In terms of the technology, they have thought of everything — you can link your Apple watch or Apple/Amazon playlists, the machine goes into sleep mode automatically after 10 minutes of inactivity to preserve energy, and there are buttons on the handle attachments that allow you to turn on and off the weight during a workout. These little details really make the whole experience seamless. This is probably a good time to mention that the music stations are legit. Your Tonal could totally double as a DJ for your next house party.

The smart technology really optimized my workout. Seeing my power on screen for every rep motivated me to keep pushing and not slack off toward the end of a set. I was also able to see how using my breath improved my power — a concept that is often recommended by trainers, but can be hard to remember. I was amazed at how I was given a form tip exactly when I would feel discomfort somewhere or started to get lazy. I truly felt like they had eyes on me.

I also loved how it felt customized to me. This is the only piece of at-home fitness equipment I have tried that created an experience that felt completely personalized, as if I had a trainer in my home leading me through each workout, moving at my pace, and tracking my progress.

I saw definition in my shoulders and biceps after just four weeks of using Tonal.
I saw definition in my shoulders and biceps after just four weeks of using Tonal.

Speaking of progress, I have never seen a return on investment so quickly as I did with my Tonal workouts. By the fourth week of my program, my weight increased in almost every exercise and PRs in both power and volume continually flashed on the screen throughout my workouts. (I completed a 54-pound dead lift sumo squat!) I never would have increased my weight that quickly working with weights on my own. The chart summary allowed me to visually see how I had built strength in a short period of time.

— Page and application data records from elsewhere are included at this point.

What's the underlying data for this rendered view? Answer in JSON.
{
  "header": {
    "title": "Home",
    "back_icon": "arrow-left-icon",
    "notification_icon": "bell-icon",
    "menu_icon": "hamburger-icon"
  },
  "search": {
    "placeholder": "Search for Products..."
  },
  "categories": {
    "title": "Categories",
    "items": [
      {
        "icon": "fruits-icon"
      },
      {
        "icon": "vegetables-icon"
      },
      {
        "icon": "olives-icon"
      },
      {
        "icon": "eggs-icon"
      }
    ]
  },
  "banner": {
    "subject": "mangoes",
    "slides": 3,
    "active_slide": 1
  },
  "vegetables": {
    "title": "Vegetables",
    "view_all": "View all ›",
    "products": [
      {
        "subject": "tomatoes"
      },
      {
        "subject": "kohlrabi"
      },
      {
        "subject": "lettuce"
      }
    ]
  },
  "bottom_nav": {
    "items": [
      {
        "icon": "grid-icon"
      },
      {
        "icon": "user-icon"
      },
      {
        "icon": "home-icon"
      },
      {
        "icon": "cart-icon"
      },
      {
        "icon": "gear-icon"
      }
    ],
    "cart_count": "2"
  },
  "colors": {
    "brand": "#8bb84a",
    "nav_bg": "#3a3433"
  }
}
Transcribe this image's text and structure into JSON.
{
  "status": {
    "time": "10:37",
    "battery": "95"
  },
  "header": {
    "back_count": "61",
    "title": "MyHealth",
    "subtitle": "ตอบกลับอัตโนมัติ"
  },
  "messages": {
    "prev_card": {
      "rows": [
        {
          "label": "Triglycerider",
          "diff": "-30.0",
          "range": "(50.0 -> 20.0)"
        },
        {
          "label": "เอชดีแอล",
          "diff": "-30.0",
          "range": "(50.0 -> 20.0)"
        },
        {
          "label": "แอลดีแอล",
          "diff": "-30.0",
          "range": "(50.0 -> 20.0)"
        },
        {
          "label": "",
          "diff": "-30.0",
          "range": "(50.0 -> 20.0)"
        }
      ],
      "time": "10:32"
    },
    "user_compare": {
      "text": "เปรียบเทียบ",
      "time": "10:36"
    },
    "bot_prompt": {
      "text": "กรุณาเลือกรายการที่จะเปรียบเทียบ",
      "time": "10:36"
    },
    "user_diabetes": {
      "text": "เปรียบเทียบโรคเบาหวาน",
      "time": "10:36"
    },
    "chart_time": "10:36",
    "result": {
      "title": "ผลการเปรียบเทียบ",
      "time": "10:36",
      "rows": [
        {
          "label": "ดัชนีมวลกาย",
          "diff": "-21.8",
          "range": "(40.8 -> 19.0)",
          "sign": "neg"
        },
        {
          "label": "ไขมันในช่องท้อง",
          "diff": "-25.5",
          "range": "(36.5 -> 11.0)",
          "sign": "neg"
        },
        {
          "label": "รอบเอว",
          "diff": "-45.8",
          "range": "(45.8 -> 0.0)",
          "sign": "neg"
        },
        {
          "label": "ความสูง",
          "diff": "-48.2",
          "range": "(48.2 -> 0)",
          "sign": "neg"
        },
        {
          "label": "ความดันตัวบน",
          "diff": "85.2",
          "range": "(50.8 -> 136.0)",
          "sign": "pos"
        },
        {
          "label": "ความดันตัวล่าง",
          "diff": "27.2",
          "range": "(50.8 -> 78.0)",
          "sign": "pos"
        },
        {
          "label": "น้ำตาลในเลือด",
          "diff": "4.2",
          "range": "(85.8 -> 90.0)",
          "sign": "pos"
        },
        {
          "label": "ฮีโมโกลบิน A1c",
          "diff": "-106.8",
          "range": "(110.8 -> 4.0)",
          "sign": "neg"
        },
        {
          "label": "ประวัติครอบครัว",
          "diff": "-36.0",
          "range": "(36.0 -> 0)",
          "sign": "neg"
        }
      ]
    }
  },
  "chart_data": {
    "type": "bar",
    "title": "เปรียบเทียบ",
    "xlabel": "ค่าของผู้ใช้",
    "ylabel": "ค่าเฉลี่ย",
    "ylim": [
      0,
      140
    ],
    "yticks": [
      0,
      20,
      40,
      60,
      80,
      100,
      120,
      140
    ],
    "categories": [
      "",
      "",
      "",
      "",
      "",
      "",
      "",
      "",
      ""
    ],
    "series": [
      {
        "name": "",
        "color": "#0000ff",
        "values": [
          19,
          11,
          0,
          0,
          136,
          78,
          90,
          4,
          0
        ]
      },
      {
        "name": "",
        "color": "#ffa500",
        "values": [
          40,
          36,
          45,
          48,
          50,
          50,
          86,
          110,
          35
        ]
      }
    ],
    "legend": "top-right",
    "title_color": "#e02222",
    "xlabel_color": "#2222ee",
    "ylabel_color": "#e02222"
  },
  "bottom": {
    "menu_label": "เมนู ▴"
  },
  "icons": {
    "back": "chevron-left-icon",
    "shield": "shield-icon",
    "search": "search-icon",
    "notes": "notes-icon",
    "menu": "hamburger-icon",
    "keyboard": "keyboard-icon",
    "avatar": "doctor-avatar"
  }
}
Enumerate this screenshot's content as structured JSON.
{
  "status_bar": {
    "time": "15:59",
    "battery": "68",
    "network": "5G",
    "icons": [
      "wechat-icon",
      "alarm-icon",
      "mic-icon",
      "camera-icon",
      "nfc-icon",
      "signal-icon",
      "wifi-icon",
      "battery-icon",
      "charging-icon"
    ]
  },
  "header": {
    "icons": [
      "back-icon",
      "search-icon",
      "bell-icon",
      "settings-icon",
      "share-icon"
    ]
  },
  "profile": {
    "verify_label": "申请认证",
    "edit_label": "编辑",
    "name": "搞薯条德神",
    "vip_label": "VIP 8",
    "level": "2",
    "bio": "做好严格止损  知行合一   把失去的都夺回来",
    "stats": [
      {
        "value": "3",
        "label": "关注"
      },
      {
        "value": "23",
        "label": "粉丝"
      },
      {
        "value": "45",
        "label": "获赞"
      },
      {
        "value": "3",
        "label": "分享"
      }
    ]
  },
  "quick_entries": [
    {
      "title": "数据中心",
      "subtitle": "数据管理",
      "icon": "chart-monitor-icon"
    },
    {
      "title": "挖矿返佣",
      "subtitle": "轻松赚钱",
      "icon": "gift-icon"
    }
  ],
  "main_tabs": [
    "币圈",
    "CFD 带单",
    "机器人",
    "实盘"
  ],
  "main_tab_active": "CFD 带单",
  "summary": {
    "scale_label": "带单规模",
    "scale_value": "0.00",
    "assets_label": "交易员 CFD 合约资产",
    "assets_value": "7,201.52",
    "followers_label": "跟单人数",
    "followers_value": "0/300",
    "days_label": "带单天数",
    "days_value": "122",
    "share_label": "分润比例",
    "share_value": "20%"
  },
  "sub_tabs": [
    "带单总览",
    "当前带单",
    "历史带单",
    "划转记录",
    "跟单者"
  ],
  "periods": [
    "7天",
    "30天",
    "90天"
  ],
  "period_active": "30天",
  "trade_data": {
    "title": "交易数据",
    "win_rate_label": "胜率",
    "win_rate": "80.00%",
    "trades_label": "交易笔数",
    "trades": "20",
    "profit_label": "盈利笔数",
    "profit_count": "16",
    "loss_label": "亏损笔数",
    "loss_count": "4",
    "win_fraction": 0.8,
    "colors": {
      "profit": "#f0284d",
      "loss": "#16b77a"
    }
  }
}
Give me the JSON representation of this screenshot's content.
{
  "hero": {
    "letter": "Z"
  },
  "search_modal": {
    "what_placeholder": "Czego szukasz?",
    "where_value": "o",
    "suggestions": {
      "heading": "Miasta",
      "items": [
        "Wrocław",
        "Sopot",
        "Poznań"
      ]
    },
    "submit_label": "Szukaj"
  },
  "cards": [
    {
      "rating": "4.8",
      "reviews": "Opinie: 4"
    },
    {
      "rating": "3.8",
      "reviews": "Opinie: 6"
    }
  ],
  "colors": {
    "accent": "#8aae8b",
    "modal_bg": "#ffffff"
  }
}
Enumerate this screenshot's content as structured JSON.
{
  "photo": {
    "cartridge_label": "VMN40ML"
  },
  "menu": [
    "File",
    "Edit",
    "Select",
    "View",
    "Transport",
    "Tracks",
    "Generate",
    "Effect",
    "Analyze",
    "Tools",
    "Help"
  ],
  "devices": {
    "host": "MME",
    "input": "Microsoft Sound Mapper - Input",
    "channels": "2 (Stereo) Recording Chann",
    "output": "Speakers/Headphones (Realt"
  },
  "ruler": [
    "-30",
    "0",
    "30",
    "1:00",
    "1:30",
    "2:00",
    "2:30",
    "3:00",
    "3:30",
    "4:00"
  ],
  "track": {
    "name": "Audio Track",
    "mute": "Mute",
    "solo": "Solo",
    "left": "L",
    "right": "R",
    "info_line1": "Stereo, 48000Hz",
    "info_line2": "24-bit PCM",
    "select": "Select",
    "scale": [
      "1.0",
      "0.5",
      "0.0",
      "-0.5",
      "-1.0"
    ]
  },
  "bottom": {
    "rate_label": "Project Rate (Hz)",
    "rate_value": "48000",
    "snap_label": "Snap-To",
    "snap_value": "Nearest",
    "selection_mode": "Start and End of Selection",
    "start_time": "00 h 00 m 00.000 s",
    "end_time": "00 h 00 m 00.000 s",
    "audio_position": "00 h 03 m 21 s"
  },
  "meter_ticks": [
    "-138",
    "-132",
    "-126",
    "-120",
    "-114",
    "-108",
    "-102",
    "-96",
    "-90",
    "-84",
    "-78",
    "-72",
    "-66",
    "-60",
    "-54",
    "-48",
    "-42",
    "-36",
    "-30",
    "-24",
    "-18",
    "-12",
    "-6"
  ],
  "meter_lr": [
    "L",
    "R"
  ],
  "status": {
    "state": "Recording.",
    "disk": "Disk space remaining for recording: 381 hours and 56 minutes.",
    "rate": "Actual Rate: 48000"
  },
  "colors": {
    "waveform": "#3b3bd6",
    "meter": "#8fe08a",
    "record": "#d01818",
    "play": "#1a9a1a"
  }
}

I also felt my strength gains in other workouts. I began to notice these as early as two weeks in, when I dropped down to do pushups in a class and was shocked at how much easier they felt. And I began to see definition in my biceps and shoulders that I have never been able to make pop before.

What I didn’t like

The two most obvious drawbacks are the price tag and the fact that you have to be willing to permanently part with a wall (and be OK with a few holes). It also does require a substantial amount of space cleared around the machine.

In terms of the live classes, I do wish there was more of a chance to interact with people, like a message board or chat feature. I also would love a scheduling tool, so that I can mark classes and get a reminder. It’s easy to access the schedule, but it doesn’t let you RSVP or save an upcoming live. You basically have to remember on your own to sign on the machine right when the live starts to join. There were a few times I wanted to do a live class, but then completely forgot until it was too late to join.

There are also currently a lot of encores (which are replays of previously recorded lives), so I am hoping as they ramp up the live schedule there are even more live class offerings.

Some of the exercises in my program were really difficult. I struggled to master the form for the sumo squat dead lift and there were a few body-weight ab moves that put a lot of pressure on my wrists and were extremely advanced. Yes, Tonal does most of the thinking for you, but it’s important you don’t zone out completely and stay vigilant about form and checking in with your body. Especially when lifting heavy weights, you need to be sure you pay attention to prevent injury. It may feel like a trainer is in your living room, but they aren’t, so that is on you.

I would recommend this to:

  • Anyone who is intimidated by strength training
  • People who are serious about seeing strength and toning gains
  • Fitness buffs who love using technology to optimize their workout
  • Those who want to tone up with as little mental effort as possible
  • People who wander around the weight room like a lost puppy